- Corruption and organizational structure. China is well-known for its culture of corruption. The People's Liberation Army (PLA) is de jure a separate entity from the Chinese Communist Party (CCP), which means there is essentially no civilian oversight (Chase, Michael et al., p. 48), and essentially created a civil-military gap (p. 45). The PLA's budget is approved without any real discussion as to what the budget entails (p. 47), so it is no surprise that the PLA is going to be riddled with inefficiencies. Corruption is effectively an indirect tax because it decreases the efficiency of spending. China's significantly higher level of corruption means that it would need to spend a lot more money on the military than the United States to even become close to outpacing the United States military. Looking at the proceeding points, I find that to be highly improbable.
- Estimating military size. Because of its corruption, China lacks the transparency needed for good governance. This is evident in trying to estimate the size of China's military because China's government estimates are infamously unreliable. In spite of whatever grandstanding the Chinese government might be doing, they could very well be overestimating their numbers.
- Basic military strategy and geography. But let's assume that the high range of the military's budget of $132B is accurate, a figure that is less than a third of what the United States' expenditures on military spending. China is still at a disadvantage. Why?
- For one, the United States has much more actual experience in military operations. By extension, the United States has military posts throughout the world, and is able to be much more responsive with its extensive military network.

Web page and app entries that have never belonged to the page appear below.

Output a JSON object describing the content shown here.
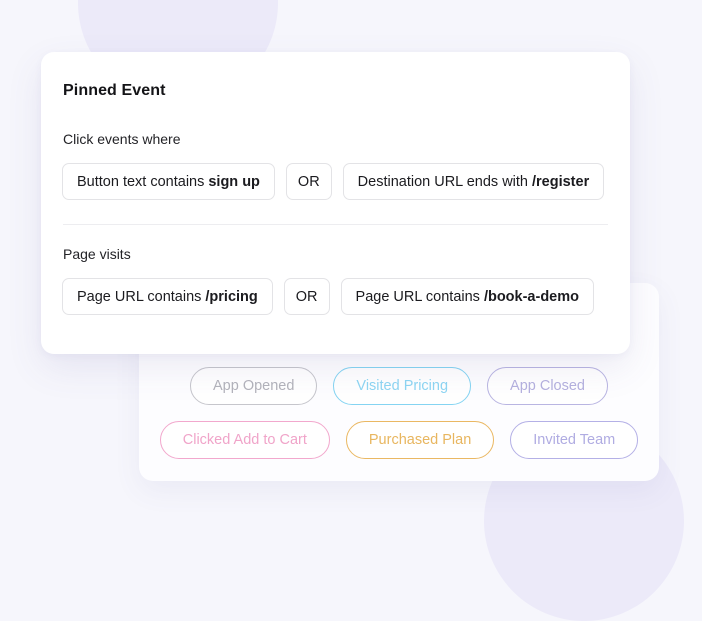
{
  "card": {
    "title": "Pinned Event",
    "sections": [
      {
        "label": "Click events where",
        "conditions": [
          {
            "prefix": "Button text contains",
            "value": "sign up"
          },
          {
            "prefix": "Destination URL ends with",
            "value": "/register"
          }
        ],
        "operator": "OR"
      },
      {
        "label": "Page visits",
        "conditions": [
          {
            "prefix": "Page URL contains",
            "value": "/pricing"
          },
          {
            "prefix": "Page URL contains",
            "value": "/book-a-demo"
          }
        ],
        "operator": "OR"
      }
    ]
  },
  "event_chips": {
    "rows": [
      [
        {
          "label": "App Opened",
          "color": "#c6c6cc",
          "text_color": "#b3b3bb"
        },
        {
          "label": "Visited Pricing",
          "color": "#85d4f2",
          "text_color": "#8ed6f3"
        },
        {
          "label": "App Closed",
          "color": "#b9b5e2",
          "text_color": "#b5b1df"
        }
      ],
      [
        {
          "label": "Clicked Add to Cart",
          "color": "#f2a8cd",
          "text_color": "#f0a4c9"
        },
        {
          "label": "Purchased Plan",
          "color": "#eab863",
          "text_color": "#e8b65f"
        },
        {
          "label": "Invited Team",
          "color": "#b4b0e6",
          "text_color": "#b0ace2"
        }
      ]
    ]
  },
  "theme": {
    "page_background": "#f6f6fc",
    "blob_color": "#eceaf9",
    "card_background": "#ffffff",
    "border_color": "#e3e3e6",
    "divider_color": "#ededf0",
    "title_color": "#141417"
  }
}
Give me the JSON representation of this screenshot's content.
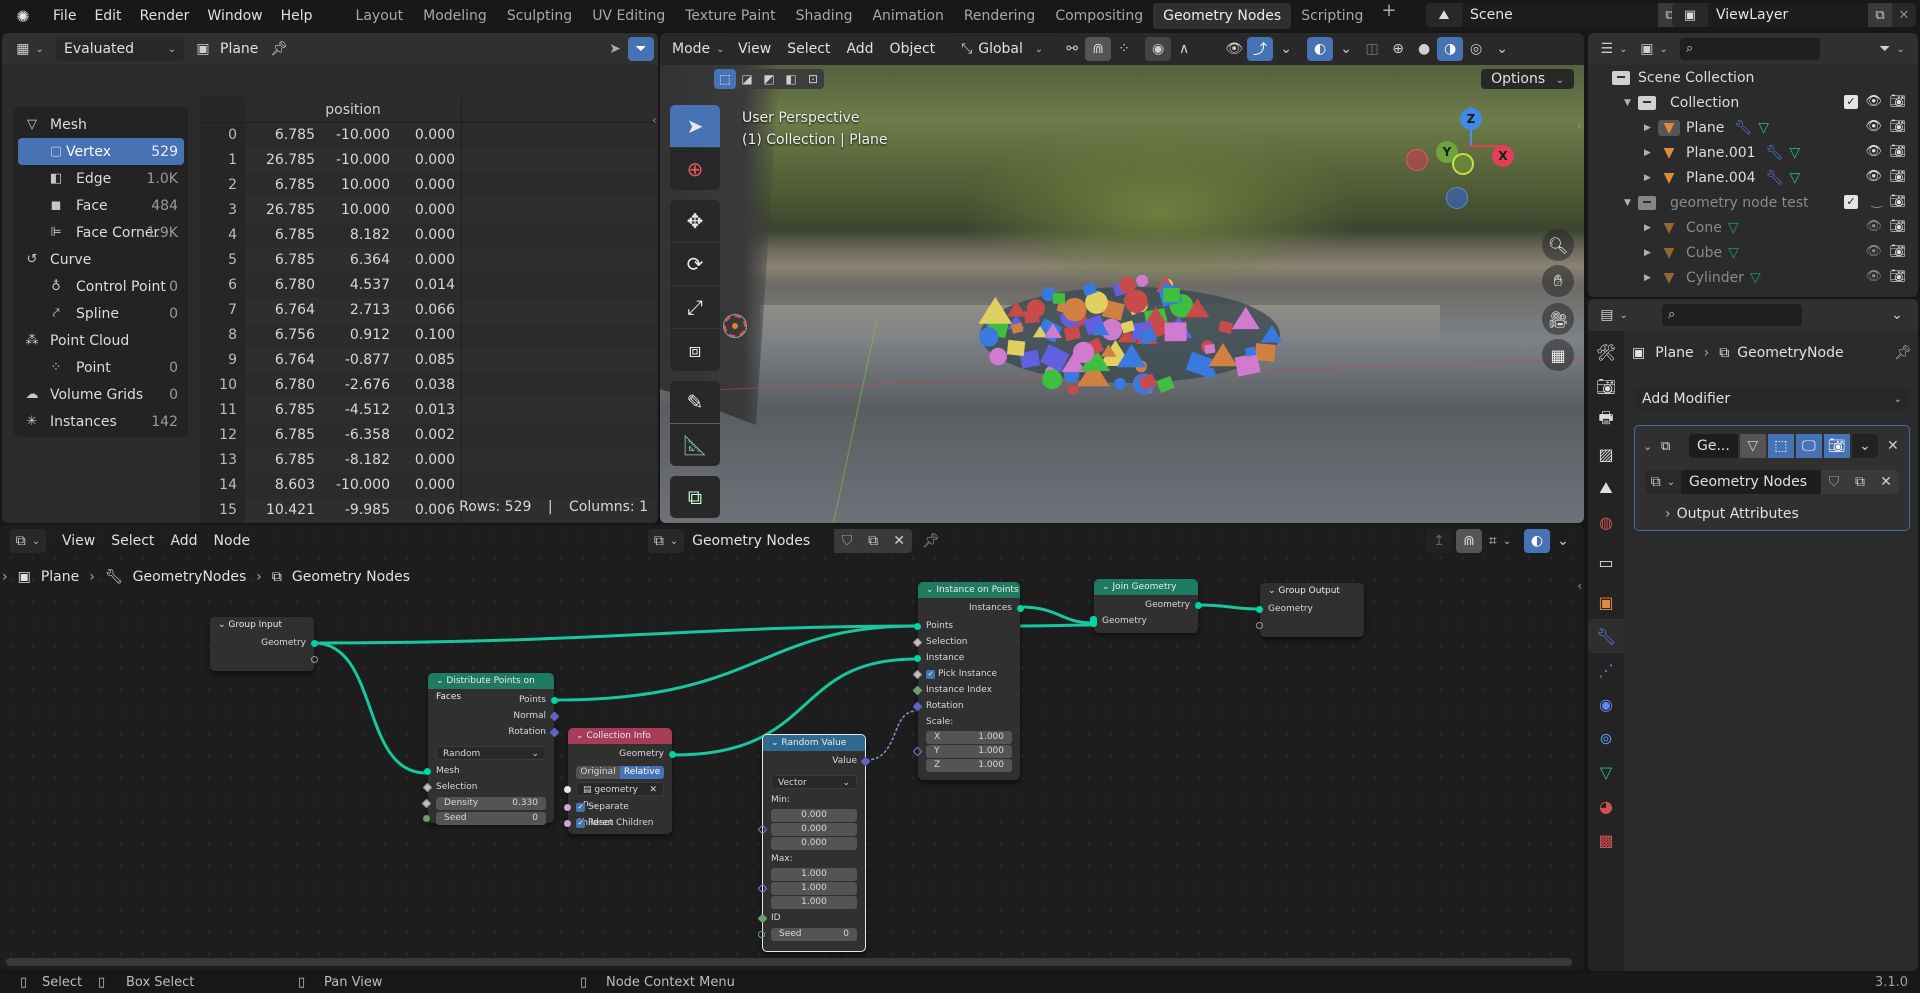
{
  "app": {
    "version": "3.1.0",
    "accent": "#4772b3"
  },
  "topbar": {
    "menus": [
      "File",
      "Edit",
      "Render",
      "Window",
      "Help"
    ],
    "workspaces": [
      "Layout",
      "Modeling",
      "Sculpting",
      "UV Editing",
      "Texture Paint",
      "Shading",
      "Animation",
      "Rendering",
      "Compositing",
      "Geometry Nodes",
      "Scripting"
    ],
    "active_workspace": "Geometry Nodes",
    "scene": "Scene",
    "view_layer": "ViewLayer"
  },
  "spreadsheet": {
    "display_mode": "Evaluated",
    "object": "Plane",
    "domains": [
      {
        "label": "Mesh",
        "count": "",
        "level": 1,
        "icon": "mesh-icon"
      },
      {
        "label": "Vertex",
        "count": "529",
        "level": 2,
        "icon": "vertex-icon",
        "selected": true
      },
      {
        "label": "Edge",
        "count": "1.0K",
        "level": 2,
        "icon": "edge-icon"
      },
      {
        "label": "Face",
        "count": "484",
        "level": 2,
        "icon": "face-icon"
      },
      {
        "label": "Face Corner",
        "count": "1.9K",
        "level": 2,
        "icon": "face-corner-icon"
      },
      {
        "label": "Curve",
        "count": "",
        "level": 1,
        "icon": "curve-icon"
      },
      {
        "label": "Control Point",
        "count": "0",
        "level": 2,
        "icon": "control-point-icon"
      },
      {
        "label": "Spline",
        "count": "0",
        "level": 2,
        "icon": "spline-icon"
      },
      {
        "label": "Point Cloud",
        "count": "",
        "level": 1,
        "icon": "point-cloud-icon"
      },
      {
        "label": "Point",
        "count": "0",
        "level": 2,
        "icon": "point-icon"
      },
      {
        "label": "Volume Grids",
        "count": "0",
        "level": 1,
        "icon": "volume-icon"
      },
      {
        "label": "Instances",
        "count": "142",
        "level": 1,
        "icon": "instances-icon"
      }
    ],
    "column_header": "position",
    "rows": [
      [
        "0",
        "6.785",
        "-10.000",
        "0.000"
      ],
      [
        "1",
        "26.785",
        "-10.000",
        "0.000"
      ],
      [
        "2",
        "6.785",
        "10.000",
        "0.000"
      ],
      [
        "3",
        "26.785",
        "10.000",
        "0.000"
      ],
      [
        "4",
        "6.785",
        "8.182",
        "0.000"
      ],
      [
        "5",
        "6.785",
        "6.364",
        "0.000"
      ],
      [
        "6",
        "6.780",
        "4.537",
        "0.014"
      ],
      [
        "7",
        "6.764",
        "2.713",
        "0.066"
      ],
      [
        "8",
        "6.756",
        "0.912",
        "0.100"
      ],
      [
        "9",
        "6.764",
        "-0.877",
        "0.085"
      ],
      [
        "10",
        "6.780",
        "-2.676",
        "0.038"
      ],
      [
        "11",
        "6.785",
        "-4.512",
        "0.013"
      ],
      [
        "12",
        "6.785",
        "-6.358",
        "0.002"
      ],
      [
        "13",
        "6.785",
        "-8.182",
        "0.000"
      ],
      [
        "14",
        "8.603",
        "-10.000",
        "0.000"
      ],
      [
        "15",
        "10.421",
        "-9.985",
        "0.006"
      ]
    ],
    "footer": {
      "rows": "Rows: 529",
      "sep": "|",
      "columns": "Columns: 1"
    }
  },
  "viewport": {
    "header": {
      "mode": "Mode",
      "menus": [
        "View",
        "Select",
        "Add",
        "Object"
      ],
      "orientation": "Global"
    },
    "options": "Options",
    "overlay_line1": "User Perspective",
    "overlay_line2": "(1) Collection | Plane",
    "gizmo": {
      "x": "X",
      "y": "Y",
      "z": "Z"
    }
  },
  "outliner": {
    "root": "Scene Collection",
    "items": [
      {
        "label": "Collection",
        "type": "collection",
        "indent": 1,
        "checked": true,
        "dim": false
      },
      {
        "label": "Plane",
        "type": "object",
        "indent": 2,
        "modifier": true,
        "dim": false,
        "active": true
      },
      {
        "label": "Plane.001",
        "type": "object",
        "indent": 2,
        "modifier": true,
        "dim": false
      },
      {
        "label": "Plane.004",
        "type": "object",
        "indent": 2,
        "modifier": true,
        "dim": false
      },
      {
        "label": "geometry node test",
        "type": "collection",
        "indent": 1,
        "checked": true,
        "dim": true
      },
      {
        "label": "Cone",
        "type": "object",
        "indent": 2,
        "modifier": false,
        "dim": true
      },
      {
        "label": "Cube",
        "type": "object",
        "indent": 2,
        "modifier": false,
        "dim": true
      },
      {
        "label": "Cylinder",
        "type": "object",
        "indent": 2,
        "modifier": false,
        "dim": true
      }
    ]
  },
  "properties": {
    "breadcrumb": [
      "Plane",
      "GeometryNode"
    ],
    "add_modifier": "Add Modifier",
    "modifier_name": "Ge...",
    "node_group": "Geometry Nodes",
    "output_attributes": "Output Attributes"
  },
  "node_editor": {
    "menus": [
      "View",
      "Select",
      "Add",
      "Node"
    ],
    "node_tree": "Geometry Nodes",
    "breadcrumb": [
      "Plane",
      "GeometryNodes",
      "Geometry Nodes"
    ],
    "nodes": {
      "group_input": {
        "title": "Group Input",
        "out": "Geometry"
      },
      "distribute": {
        "title": "Distribute Points on Faces",
        "outputs": [
          "Points",
          "Normal",
          "Rotation"
        ],
        "mode": "Random",
        "inputs": [
          "Mesh",
          "Selection"
        ],
        "density_label": "Density",
        "density": "0.330",
        "seed_label": "Seed",
        "seed": "0"
      },
      "collection_info": {
        "title": "Collection Info",
        "out": "Geometry",
        "opt_a": "Original",
        "opt_b": "Relative",
        "collection": "geometry n...",
        "sep_children": "Separate Children",
        "reset_children": "Reset Children"
      },
      "random_value": {
        "title": "Random Value",
        "out": "Value",
        "type": "Vector",
        "min_label": "Min:",
        "min": [
          "0.000",
          "0.000",
          "0.000"
        ],
        "max_label": "Max:",
        "max": [
          "1.000",
          "1.000",
          "1.000"
        ],
        "id": "ID",
        "seed_label": "Seed",
        "seed": "0"
      },
      "instance_on_points": {
        "title": "Instance on Points",
        "out": "Instances",
        "inputs": [
          "Points",
          "Selection",
          "Instance",
          "Pick Instance",
          "Instance Index",
          "Rotation"
        ],
        "scale_label": "Scale:",
        "scale": [
          [
            "X",
            "1.000"
          ],
          [
            "Y",
            "1.000"
          ],
          [
            "Z",
            "1.000"
          ]
        ]
      },
      "join_geometry": {
        "title": "Join Geometry",
        "out": "Geometry",
        "in": "Geometry"
      },
      "group_output": {
        "title": "Group Output",
        "in": "Geometry"
      }
    }
  },
  "statusbar": {
    "select": "Select",
    "box_select": "Box Select",
    "pan": "Pan View",
    "context": "Node Context Menu",
    "version": "3.1.0"
  }
}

This also means that China does not have the same military network to deploy troops and carry out operations that would greatly expand its military clout.
- Even if China were to go on the offensive, it means that China would most probably be attacking a coastline (e.g., Taiwan, Japan). Defending a coastline is much easier than attacking it, and given that the coastline is going to have U.S. military force, it would be all more difficult for the PLA to succeed.
- Nuclear deterrence can be a wonderful thing, which is something the United States has. Whether or not China has second-strike capabilities, the fear of mutually assured destruction (MAD) can be adequate to make sure China doesn't agitate the United States.
- Under the neorealist school of thought in international relations, balance of power theory states that national security is enhanced when one state is not so powerful that it dominates all the others. I don't subscribe to this school of thought in its entirety, but if we're so worried about balance of power, there are plenty of countries who have been historic rivals that would want to contain China's growing influence on a regional level. To name a few: India, Japan, Russia, and Pakistan. Russia's concern is going to be contingent upon its relationship with the United States, but it's safe to say that China is going to have to contend with other countries in the region that would rather not see China become too powerful.
- While we're talking about borders, China borders three of some of the most unstable countries in the world: Afghanistan, North Korea, and Pakistan. China is surrounded by potential enemies and instability. The United States has two large oceans distancing it from any other country that could be remotely considered a world power.
- In spite of qualms that some might have about the United States and its military reach, it still has a lot more military allies than China does. China's main military ally is Russia, and even that has historically been tenuous.
Although the future is uncertain, if an educated guess had to be made, the best one is that China will have just enough muscle to make sure that the United States does not intervene in East Asia along China's border. Yes, China's military is growing, but to say that China's military is going to be on par with the United States military is just another reason to increase defense spending in America. I hope the powers that be can see that China's weaknesses are very real, and can pursue constructive relations with China instead of worrying about a bogeyman of worst-case scenario whose probability is next to nil.